If either of your parents had diabetes, your elder brother has diabetes, your younger brother has diabetes and your cousin has diabetes, what are the odds on your getting (or already having) diabetes?  Again this is not rocket science.  The answer is pretty damn high!  And yet, I see families like this, where the individual members are totally surprised and amazed when they fall ill, go to hospital, and diabetes is diagnosed.

It does not really take very much time over a family lunch to begin to enquire about one’s forebears.  After five minutes it will be obvious if there is some kind of common medical thread running through your family.  That thread may not necessarily be life threatening, but could be something like arthritis for example.

Look at it this way – your future is being displayed by your family’s past.  This could be considered frightening, when your father, his brother and your grandfather all died very early from heart attacks.  Or, this could be considered as life saving, if it pushes you towards looking at you own cardiac health and overcoming an apparently disastrous medical history.

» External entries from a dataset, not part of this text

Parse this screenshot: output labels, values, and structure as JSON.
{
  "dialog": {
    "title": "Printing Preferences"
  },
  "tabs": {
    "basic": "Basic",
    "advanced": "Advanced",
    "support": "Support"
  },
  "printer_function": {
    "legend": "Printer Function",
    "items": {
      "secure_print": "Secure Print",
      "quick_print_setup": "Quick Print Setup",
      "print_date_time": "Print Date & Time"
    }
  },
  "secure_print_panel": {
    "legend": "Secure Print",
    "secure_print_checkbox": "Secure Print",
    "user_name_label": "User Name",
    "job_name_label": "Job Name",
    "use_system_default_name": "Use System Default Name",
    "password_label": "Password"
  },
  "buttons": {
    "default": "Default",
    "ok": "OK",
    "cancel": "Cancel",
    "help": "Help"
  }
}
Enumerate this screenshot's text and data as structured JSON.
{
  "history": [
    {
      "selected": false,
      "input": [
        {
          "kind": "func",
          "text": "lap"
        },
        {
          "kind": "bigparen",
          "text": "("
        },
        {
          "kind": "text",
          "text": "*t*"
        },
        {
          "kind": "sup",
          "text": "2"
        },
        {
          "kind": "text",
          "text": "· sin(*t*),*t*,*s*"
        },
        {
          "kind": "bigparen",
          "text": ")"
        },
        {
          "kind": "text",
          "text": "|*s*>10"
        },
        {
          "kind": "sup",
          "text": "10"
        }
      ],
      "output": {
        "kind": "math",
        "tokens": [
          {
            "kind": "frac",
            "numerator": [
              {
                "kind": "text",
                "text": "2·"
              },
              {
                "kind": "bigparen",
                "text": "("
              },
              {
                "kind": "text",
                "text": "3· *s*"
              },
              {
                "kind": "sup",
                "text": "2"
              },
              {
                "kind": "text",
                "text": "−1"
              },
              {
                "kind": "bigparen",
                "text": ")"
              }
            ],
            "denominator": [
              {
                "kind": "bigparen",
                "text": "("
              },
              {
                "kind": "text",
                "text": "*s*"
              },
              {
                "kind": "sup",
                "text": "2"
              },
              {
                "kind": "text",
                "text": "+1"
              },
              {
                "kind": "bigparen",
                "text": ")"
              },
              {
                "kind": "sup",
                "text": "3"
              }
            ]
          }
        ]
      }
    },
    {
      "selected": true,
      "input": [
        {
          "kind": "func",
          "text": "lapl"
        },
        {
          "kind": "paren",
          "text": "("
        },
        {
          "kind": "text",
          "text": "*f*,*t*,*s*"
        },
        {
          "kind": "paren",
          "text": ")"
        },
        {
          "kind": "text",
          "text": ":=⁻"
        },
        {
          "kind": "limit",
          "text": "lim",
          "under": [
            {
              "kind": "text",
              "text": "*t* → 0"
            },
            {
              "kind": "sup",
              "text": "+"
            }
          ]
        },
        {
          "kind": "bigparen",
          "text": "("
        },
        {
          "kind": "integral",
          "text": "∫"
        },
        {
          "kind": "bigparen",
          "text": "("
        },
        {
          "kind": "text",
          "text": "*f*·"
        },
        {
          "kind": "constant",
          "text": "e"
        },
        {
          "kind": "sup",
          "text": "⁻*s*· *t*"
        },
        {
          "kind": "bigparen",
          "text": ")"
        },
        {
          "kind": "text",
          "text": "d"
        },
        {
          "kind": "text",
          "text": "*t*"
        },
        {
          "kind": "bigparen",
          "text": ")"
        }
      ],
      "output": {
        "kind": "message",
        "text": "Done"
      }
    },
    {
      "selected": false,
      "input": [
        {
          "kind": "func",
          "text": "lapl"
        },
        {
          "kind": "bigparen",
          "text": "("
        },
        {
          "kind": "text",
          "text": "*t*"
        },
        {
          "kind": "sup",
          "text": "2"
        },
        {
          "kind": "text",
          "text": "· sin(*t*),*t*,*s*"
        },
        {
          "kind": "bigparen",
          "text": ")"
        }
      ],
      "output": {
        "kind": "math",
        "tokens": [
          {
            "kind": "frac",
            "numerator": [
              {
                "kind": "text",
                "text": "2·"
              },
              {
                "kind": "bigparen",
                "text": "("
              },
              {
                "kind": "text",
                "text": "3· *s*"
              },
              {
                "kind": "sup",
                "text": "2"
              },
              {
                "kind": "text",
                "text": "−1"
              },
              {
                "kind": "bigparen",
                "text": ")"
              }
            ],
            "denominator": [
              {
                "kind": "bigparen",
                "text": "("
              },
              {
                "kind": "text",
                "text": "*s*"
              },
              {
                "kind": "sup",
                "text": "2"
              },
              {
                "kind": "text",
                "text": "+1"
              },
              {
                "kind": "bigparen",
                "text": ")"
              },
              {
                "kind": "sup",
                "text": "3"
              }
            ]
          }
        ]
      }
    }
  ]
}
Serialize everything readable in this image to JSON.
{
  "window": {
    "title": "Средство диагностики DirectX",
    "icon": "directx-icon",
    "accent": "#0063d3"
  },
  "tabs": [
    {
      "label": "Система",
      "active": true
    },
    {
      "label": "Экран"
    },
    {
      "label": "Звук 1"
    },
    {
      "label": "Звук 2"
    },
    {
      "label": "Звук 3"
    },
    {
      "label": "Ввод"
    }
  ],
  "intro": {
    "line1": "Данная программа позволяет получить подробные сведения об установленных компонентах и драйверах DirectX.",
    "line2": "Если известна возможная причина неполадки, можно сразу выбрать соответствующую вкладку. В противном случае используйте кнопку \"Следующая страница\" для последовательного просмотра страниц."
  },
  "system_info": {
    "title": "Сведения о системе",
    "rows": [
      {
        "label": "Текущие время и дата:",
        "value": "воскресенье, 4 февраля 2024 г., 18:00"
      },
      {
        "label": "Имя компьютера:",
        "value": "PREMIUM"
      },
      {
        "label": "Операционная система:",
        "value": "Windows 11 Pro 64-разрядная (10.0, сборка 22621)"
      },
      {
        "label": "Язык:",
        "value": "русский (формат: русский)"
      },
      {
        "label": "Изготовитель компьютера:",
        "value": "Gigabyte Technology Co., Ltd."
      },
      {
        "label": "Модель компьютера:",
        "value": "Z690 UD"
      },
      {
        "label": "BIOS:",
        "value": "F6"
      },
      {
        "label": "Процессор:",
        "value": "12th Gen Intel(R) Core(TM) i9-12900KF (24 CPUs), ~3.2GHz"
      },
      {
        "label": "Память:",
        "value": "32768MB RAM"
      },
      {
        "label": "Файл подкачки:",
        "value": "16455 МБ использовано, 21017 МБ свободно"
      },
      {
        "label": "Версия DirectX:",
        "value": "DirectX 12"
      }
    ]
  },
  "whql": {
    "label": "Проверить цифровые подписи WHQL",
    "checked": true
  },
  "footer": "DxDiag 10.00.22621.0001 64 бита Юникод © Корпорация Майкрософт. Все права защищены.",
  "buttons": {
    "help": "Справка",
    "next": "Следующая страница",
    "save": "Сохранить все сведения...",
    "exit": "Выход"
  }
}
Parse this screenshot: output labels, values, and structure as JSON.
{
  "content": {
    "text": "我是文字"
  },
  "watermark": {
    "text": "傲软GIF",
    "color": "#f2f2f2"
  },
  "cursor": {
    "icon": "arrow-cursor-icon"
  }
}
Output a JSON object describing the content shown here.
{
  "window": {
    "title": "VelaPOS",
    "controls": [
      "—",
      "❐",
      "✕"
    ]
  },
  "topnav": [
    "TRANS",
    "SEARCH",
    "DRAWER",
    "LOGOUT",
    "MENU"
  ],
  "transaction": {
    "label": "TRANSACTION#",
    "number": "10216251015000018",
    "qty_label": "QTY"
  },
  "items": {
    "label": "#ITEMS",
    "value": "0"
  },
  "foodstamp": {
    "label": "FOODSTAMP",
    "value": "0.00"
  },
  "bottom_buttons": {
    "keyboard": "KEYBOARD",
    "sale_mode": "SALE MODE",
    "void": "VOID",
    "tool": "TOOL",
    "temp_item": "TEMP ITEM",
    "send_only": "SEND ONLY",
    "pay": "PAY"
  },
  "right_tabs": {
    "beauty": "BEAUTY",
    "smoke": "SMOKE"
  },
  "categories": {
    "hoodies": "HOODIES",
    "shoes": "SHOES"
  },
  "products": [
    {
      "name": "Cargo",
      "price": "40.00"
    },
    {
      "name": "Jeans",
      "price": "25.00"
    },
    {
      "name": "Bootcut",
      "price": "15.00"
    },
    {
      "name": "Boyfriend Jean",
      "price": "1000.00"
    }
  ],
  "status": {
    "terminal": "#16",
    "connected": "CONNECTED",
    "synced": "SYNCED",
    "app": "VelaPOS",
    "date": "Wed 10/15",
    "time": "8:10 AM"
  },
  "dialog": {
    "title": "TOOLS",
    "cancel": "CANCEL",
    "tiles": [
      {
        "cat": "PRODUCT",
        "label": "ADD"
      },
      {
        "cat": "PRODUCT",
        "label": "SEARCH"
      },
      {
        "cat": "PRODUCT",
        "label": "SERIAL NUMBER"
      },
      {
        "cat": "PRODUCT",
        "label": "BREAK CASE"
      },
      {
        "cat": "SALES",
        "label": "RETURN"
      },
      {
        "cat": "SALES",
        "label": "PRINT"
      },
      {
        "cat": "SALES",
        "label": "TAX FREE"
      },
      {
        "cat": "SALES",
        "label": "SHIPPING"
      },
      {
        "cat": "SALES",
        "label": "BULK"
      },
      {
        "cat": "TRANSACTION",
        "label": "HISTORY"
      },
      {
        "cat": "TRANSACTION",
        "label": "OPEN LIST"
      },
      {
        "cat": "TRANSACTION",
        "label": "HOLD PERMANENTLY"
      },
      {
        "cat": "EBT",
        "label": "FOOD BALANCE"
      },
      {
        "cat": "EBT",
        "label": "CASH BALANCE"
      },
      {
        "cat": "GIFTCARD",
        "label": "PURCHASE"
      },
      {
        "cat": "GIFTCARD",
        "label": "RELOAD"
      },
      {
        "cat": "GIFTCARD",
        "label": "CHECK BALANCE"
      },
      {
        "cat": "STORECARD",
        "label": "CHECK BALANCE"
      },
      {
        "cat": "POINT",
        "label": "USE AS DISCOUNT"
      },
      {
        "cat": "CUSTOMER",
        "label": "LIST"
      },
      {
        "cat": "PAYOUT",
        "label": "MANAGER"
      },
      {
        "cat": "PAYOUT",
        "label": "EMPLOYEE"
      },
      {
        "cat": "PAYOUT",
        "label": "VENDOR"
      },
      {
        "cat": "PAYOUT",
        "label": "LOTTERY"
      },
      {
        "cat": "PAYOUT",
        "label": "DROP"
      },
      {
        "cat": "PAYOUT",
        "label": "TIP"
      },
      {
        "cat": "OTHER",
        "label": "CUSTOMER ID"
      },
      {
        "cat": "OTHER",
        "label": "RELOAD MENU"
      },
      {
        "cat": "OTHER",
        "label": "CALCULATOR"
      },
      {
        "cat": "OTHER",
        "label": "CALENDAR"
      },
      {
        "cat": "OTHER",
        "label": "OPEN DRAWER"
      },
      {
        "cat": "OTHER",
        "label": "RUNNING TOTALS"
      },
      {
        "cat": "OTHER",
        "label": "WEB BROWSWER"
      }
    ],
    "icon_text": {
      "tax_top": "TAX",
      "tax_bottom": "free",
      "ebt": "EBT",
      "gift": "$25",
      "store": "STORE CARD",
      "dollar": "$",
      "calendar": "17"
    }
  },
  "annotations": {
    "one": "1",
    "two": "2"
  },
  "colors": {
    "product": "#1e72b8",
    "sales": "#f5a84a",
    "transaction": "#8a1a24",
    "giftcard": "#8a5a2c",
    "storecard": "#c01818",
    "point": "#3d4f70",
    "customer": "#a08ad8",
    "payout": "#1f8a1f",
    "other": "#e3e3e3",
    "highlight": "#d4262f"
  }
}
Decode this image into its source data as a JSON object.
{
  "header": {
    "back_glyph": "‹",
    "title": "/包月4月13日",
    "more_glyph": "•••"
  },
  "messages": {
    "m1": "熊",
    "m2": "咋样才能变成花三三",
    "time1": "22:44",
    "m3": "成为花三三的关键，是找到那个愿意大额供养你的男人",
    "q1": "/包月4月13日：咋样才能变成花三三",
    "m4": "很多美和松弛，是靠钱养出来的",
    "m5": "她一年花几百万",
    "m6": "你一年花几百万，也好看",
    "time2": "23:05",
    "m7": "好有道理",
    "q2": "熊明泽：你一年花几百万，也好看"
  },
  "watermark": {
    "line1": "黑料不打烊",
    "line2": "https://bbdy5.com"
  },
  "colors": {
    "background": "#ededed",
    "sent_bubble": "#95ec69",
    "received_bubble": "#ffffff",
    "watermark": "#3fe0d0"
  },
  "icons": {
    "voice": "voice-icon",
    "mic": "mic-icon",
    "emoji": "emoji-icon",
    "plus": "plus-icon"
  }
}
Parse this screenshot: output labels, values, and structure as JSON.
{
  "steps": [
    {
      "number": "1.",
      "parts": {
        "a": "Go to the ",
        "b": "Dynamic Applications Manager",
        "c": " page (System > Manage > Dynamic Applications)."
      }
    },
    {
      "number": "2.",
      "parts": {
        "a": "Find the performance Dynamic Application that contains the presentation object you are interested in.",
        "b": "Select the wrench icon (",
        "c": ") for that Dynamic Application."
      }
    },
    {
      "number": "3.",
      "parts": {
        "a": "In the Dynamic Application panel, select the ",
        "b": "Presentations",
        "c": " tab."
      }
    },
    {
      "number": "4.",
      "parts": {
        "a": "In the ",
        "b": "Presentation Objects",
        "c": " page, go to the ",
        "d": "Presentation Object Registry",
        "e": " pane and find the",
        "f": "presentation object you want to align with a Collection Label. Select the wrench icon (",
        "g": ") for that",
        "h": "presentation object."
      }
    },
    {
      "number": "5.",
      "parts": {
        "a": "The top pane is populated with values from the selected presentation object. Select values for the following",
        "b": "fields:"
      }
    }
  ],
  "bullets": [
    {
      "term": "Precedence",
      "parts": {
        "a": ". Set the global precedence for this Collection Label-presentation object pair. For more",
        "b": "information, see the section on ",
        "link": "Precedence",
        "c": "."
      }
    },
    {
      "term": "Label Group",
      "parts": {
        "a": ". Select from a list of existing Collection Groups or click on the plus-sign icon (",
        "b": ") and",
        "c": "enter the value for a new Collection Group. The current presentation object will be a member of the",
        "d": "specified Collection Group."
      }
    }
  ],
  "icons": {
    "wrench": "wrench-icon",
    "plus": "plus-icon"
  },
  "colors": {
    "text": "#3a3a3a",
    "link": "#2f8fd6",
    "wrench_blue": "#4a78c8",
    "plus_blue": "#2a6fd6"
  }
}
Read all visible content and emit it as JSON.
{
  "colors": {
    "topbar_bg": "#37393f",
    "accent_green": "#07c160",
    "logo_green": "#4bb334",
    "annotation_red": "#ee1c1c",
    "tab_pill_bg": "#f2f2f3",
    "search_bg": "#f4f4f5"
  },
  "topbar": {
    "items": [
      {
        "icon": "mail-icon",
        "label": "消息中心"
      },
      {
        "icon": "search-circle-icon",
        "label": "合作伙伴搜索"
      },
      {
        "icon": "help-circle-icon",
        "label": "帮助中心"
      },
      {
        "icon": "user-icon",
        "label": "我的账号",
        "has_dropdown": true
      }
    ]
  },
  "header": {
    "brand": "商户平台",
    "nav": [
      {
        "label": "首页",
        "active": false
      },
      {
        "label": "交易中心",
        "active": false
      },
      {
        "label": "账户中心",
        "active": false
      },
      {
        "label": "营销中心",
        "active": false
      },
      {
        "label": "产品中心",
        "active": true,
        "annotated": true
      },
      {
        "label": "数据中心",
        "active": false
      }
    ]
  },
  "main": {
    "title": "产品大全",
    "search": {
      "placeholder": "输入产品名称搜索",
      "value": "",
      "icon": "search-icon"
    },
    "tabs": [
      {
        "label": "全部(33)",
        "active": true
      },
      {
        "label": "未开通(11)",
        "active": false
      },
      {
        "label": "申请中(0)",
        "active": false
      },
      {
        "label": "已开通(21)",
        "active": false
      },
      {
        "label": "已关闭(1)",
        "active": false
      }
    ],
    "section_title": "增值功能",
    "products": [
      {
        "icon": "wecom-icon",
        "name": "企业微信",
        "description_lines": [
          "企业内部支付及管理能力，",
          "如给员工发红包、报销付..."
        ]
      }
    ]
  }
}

This is an advantage that you get provided you are not an orphan.  You know what to look for before it becomes a problem.  Going back to the family with diabetes, what should the younger members do?  Well, if it were me, I would be having my blood sugar checked at least once a year from the age of 20.  Any time I had reason to visit the doctor in between, I would also ask to have the level checked.  We are talking about a very inexpensive test that could literally save you millions of baht in the future, as well as giving you a better quality of life, and a longer one.

Ask around the dinner table today and plan to check your medical future tomorrow.  It’s called a ‘Check-up’!